Follow is the album ballad; two really nice voices, delivering a nice song, with a nice tune, drawing to a close a good album. Faint praise? When compared to the non-copyright music I am subjected to daily, it is very good, but still needs that little extra oomph, just an added phrase or chord in my view, but we don’t all like the same things and the authors of these pieces may consider my points tosh. But what is it that makes an album great?

Confusion, apt or not, the last track is the culmination of all that has passed before. This is a very good album, not great, but good and deserving of time and attention. It highlights a band with the potential for greatness if they can just get those hooks. In terms of the music they play, I cannot see it changing too much from what is here, it is a good cross variety of styles, though rock in the main. I don’t think it is an instant hit for your ears, but often the best is not. So, if seen and with cash to spare, it is well worthy of a step into the unknown, my favourites being Confusion and The Take.

Nomadic Horizon

01. Above Ground (5:24)
02. Gates (1:02)
03. Carry On (4:44)
04. The Journey (5:37)
05. On with the Show (5:43)
06. Nomads (3:47)
07. Forty Years (7:21)
08. The Take (5:25)
09. Coastline (5:19)
10. Follow (5:35)
11. Confusion (6:50)

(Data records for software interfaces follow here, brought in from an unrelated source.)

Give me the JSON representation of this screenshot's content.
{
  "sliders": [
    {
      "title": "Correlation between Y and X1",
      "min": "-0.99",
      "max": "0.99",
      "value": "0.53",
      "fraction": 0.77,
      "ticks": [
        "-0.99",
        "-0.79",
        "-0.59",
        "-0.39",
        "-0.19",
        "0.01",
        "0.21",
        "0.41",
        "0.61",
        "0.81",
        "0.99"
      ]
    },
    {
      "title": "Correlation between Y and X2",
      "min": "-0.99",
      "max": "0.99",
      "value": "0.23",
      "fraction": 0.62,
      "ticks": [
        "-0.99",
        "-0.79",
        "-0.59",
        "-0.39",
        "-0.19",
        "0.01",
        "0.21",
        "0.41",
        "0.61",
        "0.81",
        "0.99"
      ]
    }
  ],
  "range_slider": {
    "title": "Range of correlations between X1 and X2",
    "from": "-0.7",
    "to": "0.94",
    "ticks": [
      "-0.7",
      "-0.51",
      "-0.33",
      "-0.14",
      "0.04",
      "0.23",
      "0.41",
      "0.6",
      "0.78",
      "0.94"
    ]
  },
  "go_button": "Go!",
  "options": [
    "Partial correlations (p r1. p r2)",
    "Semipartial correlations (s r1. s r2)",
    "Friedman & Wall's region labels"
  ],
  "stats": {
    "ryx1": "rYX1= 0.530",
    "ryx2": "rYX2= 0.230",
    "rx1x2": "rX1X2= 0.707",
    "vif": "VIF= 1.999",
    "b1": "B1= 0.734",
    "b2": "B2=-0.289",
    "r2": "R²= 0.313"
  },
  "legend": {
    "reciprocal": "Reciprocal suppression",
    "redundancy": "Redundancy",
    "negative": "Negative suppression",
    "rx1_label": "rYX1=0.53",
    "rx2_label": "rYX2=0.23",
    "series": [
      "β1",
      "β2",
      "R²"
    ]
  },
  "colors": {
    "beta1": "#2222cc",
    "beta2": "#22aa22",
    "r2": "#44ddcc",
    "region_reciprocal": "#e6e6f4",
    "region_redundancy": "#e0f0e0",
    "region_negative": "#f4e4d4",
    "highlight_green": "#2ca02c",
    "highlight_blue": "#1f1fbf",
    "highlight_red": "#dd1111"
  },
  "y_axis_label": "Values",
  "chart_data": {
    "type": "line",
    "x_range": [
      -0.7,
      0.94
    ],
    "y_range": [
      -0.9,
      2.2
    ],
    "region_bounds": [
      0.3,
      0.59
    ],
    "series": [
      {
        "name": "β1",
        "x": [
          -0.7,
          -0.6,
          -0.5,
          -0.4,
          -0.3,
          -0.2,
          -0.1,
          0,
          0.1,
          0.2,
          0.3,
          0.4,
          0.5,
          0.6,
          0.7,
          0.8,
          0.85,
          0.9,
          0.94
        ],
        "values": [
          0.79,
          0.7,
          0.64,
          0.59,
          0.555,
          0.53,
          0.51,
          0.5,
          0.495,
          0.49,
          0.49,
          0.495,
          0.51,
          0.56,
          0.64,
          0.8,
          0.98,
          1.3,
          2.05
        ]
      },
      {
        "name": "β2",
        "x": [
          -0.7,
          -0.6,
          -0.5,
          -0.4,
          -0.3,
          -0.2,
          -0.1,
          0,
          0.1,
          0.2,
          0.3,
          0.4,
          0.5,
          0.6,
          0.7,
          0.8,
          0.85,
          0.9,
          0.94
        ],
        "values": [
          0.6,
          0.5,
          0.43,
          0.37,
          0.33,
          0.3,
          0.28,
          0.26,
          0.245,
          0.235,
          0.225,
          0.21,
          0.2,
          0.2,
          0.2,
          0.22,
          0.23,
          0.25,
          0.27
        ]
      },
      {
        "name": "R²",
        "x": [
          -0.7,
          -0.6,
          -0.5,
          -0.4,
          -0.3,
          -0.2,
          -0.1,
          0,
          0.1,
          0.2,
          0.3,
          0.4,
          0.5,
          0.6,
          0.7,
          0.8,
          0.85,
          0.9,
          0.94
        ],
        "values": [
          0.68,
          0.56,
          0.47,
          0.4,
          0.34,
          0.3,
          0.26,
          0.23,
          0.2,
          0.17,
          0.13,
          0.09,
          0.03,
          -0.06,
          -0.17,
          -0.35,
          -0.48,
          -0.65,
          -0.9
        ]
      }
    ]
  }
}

Total Time – 56:47

Tom Heslin – Bass Guitars, Vocals, Synths
Eric Gulbransen – Guitars
Chuck Bontrager – Violin
Greg Rapp – Drums
~ with:
Henry Jansen – Drums (tracks 3,6,8 & 11)
Michelle Cross – Vocals (track 10)

Record Label: Independent
Country of Origin: U.S.A.
Date of Release: 14th June 2019

Nomadic Horizon – Website | Facebook | Bandcamp